Protein powders have long been popular with body builders and athletes but can the average active person benefit as well? As a major component of our diet, protein fuels energy and serves as the basis for health, repair and replenishment. How much protein the body requires and what kind of protein best meets individual needs has long been a subject for debate. We do know, however, that adequate daily protein recommendations depend largely on age and activity level and that people who exercise regularly require more energy.
For example, a pregnant woman, a growing child, or an athlete who trains intensely will all require more protein than an adult in their senior years. For the general population, approximately 20 – 30% of your total caloric intake should come from protein sources. Protein clocks in at 4 calories per gram, and like all foods, if you eat more than you burn you will gain weight from eating protein in excess. It’s important to remember that to obtain optimal health and weight, you need to eat a good balance of healthy fats, carbs and protein.
Signs of low protein intake may include weakness when attempting to work out, unusual fatigue, or slow injury recovery. According to dietitian and sports nutritionist Barbara Lewin, RD, LD, you may need extra protein if:
- You are a teenager who is working out. Teenagers who are still growing need more protein in general and may need extra protein to fuel workouts.
- You are a newbie to exercise. If you haven’t worked out before and are trying to build muscle, you will require additional protein.
- You want to amp it up. If you are a regular exerciser who now wants to train for a marathon, you will need additional protein.
- You are in recovery from an injury. Anyone who is injured or has had surgery as well as athletes with sports injuries may need more protein to aid healing.
- You have decided to go vegan. People new to vegan or vegetarian diets who are eliminating animal protein, dairy or eggs, need a new source of protein in their diets. Protein powders can fill that void.
Protein powders are an easy and convenient way to add more protein to your diet. Individuals who combine a slightly higher protein intake with exercise have more lean muscle tissue and less body fat.
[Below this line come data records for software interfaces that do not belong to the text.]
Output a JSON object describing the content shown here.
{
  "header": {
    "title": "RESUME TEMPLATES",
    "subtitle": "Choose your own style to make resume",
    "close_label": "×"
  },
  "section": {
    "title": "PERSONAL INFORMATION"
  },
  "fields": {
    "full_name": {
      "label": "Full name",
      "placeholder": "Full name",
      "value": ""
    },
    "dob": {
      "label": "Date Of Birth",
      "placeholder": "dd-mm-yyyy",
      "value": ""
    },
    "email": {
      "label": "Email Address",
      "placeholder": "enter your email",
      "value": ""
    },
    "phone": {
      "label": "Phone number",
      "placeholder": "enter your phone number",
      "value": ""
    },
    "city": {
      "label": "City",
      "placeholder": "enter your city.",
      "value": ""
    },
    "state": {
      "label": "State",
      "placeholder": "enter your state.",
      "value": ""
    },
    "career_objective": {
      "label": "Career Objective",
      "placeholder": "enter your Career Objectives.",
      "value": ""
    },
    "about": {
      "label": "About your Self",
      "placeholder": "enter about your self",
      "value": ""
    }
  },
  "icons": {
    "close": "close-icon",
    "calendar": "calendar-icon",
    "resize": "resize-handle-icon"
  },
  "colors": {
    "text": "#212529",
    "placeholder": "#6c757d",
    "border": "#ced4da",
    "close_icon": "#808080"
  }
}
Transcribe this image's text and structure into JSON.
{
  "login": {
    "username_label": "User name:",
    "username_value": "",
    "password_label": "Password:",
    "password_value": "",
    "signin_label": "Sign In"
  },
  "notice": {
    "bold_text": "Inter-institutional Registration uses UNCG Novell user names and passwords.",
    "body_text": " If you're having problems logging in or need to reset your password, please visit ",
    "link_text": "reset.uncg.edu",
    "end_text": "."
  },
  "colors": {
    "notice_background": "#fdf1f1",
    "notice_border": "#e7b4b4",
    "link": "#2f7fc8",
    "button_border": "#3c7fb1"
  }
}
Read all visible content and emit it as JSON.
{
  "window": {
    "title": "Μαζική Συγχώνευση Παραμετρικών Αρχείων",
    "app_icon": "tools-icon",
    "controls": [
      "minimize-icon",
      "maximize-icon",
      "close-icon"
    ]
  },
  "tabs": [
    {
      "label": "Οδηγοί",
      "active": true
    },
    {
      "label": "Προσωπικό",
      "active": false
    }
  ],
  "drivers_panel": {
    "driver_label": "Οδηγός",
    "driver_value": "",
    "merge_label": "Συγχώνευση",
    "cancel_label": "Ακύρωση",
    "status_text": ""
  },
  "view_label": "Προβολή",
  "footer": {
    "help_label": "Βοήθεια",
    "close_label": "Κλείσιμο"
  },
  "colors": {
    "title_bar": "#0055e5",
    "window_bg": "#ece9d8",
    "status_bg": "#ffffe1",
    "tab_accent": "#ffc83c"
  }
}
Complete high-quality proteins contain the 9 essential amino acids that the body cannot manufacture and must obtain from foods. Personal needs and dietary preferences will help determine which protein powder is right for you. You can alternate between a dairy based or a plant based protein powder if you are aiming for overall health.
Whey Protein Concentrate – Low in both fat and cholesterol, whey protein is quickly broken down and absorbed into the bloodstream, which makes it a good choice to consume after a workout. Whey is a complete protein made from cow’s milk so it is not suitable for those with lactose intolerance or milk allergy.
Whey Protein Isolate – Processed to remove the fat and lactose, whey protein isolate is the purest and most concentrated form of whey protein. On a gram-to-gram basis, whey protein isolate delivers more amino acids without the fat or cholesterol.
Calcium Caseinate – Derived from skim milk, casein is a slow release protein, making it a good choice for meal replacement or to take before bed. High in amino acids and low in fat and carbs, calcium caseinate releases helpful muscle-building amino acids over a longer period of time as compared to other protein powders.
Soy Protein – This highly digestible form of vegetable protein is a great alternative for those who want to avoid animal and dairy protein. Soy protein is a complete protein and provides all the essential amino acids for nutrition. Soy protein is generally highly processed and may be genetically modified so look for non-GMO sources and consume in moderation.
Pea Protein – Hypoallergenic and highly absorbable, pea protein contains essential and nonessential amino acids. Pea protein is a good choice for sports and performance recovery, as its branched chain amino acid protein compounds have been shown to delay fatigue during exercise. This is a high protein option for vegans and vegetarians or anyone who leans toward a plant-based diet.
Brown Rice Protein – Plant-based and largely carbohydrate, brown rice protein needs to be paired with pea or hemp protein to compete the amino acid profile. However, it’s considered hypoallergenic and is a good choice for those with allergies to soy, wheat or dairy.
Hemp Protein – The high fiber content of this near complete plant-based protein may be helpful in weight loss. Like other plant-based proteins, hemp is easily digestible and may help reduce muscle soreness, making it a good choice for active people.
New Zealand High Protein Whey Powder – 92% by Vital Nutrients – With 23 grams of protein per serving, this naturally flavored and minimally processed whey protein isolate is harvested from milk produced in New Zealand by cows that graze on chemical and pesticide free pastures. Free of antibiotics and growth hormones, this product contains naturally occurring immunoglobulins that help support and maintain a healthy immune system.
Ultra Protein Plus by Douglas Laboratories – This low allergen, nutritionally fortified product contains 18 grams of non-GMO sourced yellow pea protein per serving plus essential nutrients, vitamins, minerals and prebiotics. Pesticide, lactose, gluten free.
Klean Isolate by Klean Athlete – Free of flavorings, sweeteners, and artificial ingredients, this product contains 20 grams of pure whey protein isolate per serving for enhanced protein and amino acid intake.
Low Carb Protein by Metabolic Response Modifier – Sustained release blend of whey protein concentrate and calcium caseinate with 22 grams of protein and 2 grams of carbs per serving.